TASK DIRECTIONS: Within the records, say how many lines include the word "value"; the answer should be the number and no more.

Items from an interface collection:
——————————
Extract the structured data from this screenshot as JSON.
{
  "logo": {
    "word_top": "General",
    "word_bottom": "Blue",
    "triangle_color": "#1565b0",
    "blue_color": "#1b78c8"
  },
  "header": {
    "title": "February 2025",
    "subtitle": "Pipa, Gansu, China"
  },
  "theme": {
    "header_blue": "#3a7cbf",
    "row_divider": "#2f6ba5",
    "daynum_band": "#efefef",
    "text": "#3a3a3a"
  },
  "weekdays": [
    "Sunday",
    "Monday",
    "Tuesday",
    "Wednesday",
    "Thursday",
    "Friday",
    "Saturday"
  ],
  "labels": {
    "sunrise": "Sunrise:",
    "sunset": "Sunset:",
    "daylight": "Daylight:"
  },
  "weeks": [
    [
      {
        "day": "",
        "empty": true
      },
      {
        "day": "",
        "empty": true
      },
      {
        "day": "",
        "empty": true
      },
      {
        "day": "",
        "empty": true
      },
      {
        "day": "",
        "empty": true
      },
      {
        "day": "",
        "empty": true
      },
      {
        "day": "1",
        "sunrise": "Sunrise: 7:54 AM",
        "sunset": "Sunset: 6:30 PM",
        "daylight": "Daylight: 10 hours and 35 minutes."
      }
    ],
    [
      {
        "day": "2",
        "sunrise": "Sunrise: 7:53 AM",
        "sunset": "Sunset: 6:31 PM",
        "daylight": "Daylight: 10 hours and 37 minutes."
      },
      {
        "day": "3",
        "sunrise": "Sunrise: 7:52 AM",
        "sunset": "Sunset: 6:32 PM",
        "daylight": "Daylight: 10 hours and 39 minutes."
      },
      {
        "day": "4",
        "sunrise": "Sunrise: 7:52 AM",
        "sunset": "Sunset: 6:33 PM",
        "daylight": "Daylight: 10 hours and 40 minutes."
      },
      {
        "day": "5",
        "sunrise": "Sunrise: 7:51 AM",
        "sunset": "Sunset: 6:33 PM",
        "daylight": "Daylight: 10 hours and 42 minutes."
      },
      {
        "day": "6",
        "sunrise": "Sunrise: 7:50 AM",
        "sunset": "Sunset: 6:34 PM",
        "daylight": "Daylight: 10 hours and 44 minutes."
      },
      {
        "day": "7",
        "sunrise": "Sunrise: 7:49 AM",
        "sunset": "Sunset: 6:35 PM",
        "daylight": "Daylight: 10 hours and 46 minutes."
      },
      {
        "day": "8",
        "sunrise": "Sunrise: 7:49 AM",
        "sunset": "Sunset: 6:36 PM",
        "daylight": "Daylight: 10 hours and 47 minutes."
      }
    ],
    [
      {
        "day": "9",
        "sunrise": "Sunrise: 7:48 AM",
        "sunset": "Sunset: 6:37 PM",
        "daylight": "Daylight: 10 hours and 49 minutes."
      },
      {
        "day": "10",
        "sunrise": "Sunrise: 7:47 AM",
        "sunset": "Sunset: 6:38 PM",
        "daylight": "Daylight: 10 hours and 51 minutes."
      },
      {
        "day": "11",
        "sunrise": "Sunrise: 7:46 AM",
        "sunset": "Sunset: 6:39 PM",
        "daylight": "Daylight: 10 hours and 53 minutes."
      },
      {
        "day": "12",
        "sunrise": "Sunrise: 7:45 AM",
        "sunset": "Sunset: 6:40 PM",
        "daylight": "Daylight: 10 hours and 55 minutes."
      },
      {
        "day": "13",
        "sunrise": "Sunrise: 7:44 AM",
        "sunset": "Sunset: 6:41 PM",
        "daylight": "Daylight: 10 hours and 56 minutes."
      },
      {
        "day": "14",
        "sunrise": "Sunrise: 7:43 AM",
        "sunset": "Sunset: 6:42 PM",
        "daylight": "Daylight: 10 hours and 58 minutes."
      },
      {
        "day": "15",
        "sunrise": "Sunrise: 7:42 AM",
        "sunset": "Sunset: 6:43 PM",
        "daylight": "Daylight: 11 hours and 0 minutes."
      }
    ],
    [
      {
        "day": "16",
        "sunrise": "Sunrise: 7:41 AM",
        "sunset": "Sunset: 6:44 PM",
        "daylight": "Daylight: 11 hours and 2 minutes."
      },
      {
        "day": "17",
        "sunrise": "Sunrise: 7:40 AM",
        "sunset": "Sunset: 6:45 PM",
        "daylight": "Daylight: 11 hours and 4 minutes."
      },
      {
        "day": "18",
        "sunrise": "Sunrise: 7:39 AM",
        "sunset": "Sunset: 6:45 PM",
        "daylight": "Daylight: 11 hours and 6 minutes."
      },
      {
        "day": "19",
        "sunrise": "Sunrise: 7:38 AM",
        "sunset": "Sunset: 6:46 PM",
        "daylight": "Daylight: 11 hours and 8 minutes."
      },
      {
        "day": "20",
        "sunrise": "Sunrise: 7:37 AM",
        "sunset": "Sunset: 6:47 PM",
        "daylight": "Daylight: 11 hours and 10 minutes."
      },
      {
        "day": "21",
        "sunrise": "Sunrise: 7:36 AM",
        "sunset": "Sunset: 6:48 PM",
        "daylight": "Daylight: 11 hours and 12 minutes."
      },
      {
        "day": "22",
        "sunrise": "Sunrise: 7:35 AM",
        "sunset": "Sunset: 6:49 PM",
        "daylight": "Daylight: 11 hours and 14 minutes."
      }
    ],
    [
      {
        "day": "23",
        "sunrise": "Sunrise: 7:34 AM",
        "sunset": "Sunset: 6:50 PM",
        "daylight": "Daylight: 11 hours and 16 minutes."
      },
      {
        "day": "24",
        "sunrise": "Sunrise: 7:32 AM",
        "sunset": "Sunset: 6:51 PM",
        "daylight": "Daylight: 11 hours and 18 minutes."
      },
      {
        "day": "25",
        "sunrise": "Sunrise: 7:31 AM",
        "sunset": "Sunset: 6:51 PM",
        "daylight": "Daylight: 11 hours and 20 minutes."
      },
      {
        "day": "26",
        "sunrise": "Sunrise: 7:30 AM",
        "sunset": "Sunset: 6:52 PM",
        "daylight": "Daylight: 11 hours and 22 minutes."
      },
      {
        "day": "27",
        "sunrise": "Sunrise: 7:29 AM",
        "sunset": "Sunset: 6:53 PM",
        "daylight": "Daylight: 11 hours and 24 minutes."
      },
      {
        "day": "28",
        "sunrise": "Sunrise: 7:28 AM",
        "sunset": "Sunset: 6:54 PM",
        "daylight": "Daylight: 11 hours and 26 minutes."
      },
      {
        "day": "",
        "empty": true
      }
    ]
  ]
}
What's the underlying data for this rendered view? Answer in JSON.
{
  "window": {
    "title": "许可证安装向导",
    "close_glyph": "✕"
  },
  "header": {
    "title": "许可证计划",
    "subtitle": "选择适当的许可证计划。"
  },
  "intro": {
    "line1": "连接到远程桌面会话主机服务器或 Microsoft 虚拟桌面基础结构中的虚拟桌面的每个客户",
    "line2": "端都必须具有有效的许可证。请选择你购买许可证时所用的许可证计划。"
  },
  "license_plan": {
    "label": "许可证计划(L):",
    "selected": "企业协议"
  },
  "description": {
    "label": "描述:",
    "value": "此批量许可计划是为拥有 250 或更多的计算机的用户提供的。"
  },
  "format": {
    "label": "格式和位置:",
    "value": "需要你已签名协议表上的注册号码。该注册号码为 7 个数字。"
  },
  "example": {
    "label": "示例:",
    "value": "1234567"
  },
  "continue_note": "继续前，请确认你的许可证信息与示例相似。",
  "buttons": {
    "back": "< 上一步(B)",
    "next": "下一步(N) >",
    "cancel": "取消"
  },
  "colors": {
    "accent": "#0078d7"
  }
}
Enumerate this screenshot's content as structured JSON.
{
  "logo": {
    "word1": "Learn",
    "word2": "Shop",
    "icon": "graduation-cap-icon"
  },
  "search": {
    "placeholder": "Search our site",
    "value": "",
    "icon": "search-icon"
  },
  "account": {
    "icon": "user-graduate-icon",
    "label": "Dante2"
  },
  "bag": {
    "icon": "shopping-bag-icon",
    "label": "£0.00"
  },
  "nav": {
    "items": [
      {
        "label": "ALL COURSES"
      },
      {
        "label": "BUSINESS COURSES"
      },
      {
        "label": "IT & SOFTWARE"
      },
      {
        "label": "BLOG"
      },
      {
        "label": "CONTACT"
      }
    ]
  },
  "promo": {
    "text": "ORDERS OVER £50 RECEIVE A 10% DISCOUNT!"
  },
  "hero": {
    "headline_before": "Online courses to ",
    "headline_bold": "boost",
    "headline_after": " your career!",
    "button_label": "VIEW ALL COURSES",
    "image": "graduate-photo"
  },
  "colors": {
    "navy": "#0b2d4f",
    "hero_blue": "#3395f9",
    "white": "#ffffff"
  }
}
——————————
THE COMPLETED TASK: 4